## Work required
Where the string "kilometrów" appears in a line of the material below, copy that line.

## Provided data
________
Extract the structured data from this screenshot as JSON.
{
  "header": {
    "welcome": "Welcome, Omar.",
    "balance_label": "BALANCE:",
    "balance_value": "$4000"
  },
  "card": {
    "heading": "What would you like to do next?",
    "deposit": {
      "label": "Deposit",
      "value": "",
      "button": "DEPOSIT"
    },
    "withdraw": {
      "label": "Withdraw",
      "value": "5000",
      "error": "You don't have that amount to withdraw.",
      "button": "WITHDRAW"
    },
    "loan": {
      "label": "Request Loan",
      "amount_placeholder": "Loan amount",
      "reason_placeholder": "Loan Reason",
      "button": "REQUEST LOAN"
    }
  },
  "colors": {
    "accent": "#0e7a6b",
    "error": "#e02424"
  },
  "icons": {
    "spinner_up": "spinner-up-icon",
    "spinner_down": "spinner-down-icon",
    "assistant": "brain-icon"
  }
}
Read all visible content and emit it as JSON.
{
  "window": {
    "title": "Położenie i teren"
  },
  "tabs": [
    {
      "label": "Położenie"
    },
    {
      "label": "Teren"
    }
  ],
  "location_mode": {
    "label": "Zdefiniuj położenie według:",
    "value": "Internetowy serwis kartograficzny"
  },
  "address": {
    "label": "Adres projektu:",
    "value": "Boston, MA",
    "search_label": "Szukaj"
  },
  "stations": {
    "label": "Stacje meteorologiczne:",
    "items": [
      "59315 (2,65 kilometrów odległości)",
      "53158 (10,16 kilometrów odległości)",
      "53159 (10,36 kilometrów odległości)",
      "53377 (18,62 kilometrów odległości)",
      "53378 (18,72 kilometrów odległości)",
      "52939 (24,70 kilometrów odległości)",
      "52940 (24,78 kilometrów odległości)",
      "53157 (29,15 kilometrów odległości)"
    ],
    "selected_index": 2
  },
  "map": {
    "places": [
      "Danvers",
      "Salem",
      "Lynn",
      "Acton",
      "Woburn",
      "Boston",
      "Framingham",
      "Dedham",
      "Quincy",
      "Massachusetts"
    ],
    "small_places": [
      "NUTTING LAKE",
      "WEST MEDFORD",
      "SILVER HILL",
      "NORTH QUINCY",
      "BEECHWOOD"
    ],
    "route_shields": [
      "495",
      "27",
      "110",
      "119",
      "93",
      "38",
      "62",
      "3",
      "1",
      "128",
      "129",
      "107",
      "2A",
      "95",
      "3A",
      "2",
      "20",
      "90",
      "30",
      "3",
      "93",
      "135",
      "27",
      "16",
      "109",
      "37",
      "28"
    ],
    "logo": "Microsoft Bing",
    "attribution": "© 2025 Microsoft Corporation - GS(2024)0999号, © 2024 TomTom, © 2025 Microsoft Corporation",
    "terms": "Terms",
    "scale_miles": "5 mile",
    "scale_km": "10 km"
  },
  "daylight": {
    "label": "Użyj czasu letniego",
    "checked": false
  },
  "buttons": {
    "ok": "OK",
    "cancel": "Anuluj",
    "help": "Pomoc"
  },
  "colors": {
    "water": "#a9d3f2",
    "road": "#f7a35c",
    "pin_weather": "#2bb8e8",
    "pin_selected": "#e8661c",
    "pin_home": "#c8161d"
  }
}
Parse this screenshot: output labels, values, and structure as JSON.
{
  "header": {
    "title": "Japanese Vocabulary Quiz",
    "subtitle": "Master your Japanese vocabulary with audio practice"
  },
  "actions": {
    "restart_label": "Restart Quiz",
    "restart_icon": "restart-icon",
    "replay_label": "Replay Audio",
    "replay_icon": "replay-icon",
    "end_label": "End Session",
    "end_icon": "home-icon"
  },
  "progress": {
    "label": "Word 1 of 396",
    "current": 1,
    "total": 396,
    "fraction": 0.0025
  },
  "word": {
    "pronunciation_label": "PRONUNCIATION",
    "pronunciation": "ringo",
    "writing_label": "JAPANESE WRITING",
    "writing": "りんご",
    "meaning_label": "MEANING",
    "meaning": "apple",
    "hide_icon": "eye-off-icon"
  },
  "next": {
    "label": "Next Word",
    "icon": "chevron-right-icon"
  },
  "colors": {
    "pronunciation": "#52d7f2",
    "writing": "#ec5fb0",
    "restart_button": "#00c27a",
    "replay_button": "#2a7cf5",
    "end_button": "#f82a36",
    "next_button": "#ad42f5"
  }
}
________
## Solution to this problem
      "59315 (2,65 kilometrów odległości)",
      "53158 (10,16 kilometrów odległości)",
      "53159 (10,36 kilometrów odległości)",
      "53377 (18,62 kilometrów odległości)",
      "53378 (18,72 kilometrów odległości)",
      "52939 (24,70 kilometrów odległości)",
      "52940 (24,78 kilometrów odległości)",
      "53157 (29,15 kilometrów odległości)"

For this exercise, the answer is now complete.